=== Begin Enclosure ===

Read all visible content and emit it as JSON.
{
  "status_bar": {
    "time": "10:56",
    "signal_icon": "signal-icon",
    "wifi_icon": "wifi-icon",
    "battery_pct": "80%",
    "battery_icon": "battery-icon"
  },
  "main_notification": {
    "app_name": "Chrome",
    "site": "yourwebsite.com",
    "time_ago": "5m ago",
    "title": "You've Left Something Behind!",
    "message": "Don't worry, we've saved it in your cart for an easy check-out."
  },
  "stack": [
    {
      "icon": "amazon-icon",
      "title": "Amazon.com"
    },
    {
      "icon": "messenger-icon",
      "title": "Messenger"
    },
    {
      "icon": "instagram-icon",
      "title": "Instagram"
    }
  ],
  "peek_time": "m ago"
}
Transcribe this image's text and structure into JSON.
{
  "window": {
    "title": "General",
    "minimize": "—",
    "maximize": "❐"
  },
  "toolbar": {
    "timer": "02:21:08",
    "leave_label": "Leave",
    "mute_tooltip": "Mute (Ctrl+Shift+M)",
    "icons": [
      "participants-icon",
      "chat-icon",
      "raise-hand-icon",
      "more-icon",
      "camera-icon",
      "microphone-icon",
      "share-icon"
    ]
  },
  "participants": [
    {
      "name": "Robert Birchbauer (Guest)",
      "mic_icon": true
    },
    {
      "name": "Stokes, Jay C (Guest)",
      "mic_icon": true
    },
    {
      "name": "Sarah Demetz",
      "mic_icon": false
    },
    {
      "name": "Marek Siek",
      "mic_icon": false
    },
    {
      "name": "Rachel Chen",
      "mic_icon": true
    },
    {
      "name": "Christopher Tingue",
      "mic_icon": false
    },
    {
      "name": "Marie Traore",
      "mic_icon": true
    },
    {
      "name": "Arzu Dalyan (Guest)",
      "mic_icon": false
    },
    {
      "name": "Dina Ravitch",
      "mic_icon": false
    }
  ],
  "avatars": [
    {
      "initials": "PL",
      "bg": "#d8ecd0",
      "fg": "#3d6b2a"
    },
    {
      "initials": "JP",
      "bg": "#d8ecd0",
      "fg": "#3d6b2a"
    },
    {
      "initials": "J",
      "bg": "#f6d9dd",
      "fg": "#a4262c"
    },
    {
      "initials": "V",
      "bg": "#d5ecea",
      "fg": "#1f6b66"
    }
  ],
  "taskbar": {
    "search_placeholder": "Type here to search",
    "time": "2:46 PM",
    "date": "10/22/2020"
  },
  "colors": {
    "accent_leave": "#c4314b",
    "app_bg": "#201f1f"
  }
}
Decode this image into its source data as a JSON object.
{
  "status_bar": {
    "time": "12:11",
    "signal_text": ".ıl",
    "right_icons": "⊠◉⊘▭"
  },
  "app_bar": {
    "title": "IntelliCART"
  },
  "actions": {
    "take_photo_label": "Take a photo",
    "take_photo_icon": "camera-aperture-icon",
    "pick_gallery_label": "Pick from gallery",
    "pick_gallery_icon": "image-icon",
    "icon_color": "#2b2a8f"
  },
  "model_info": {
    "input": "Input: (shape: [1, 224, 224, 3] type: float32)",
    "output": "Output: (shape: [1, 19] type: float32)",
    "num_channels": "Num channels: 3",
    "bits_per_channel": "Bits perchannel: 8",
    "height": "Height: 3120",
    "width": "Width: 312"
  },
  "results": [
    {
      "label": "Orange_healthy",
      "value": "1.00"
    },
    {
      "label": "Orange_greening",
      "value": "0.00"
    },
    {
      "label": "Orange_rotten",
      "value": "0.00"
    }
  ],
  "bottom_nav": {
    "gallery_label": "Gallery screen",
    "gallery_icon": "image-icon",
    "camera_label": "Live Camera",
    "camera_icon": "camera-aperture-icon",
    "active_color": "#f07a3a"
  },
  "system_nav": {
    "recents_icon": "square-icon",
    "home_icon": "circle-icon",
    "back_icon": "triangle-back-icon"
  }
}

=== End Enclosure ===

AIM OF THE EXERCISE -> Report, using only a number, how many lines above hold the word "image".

PROBLEM SOLUTION -> 4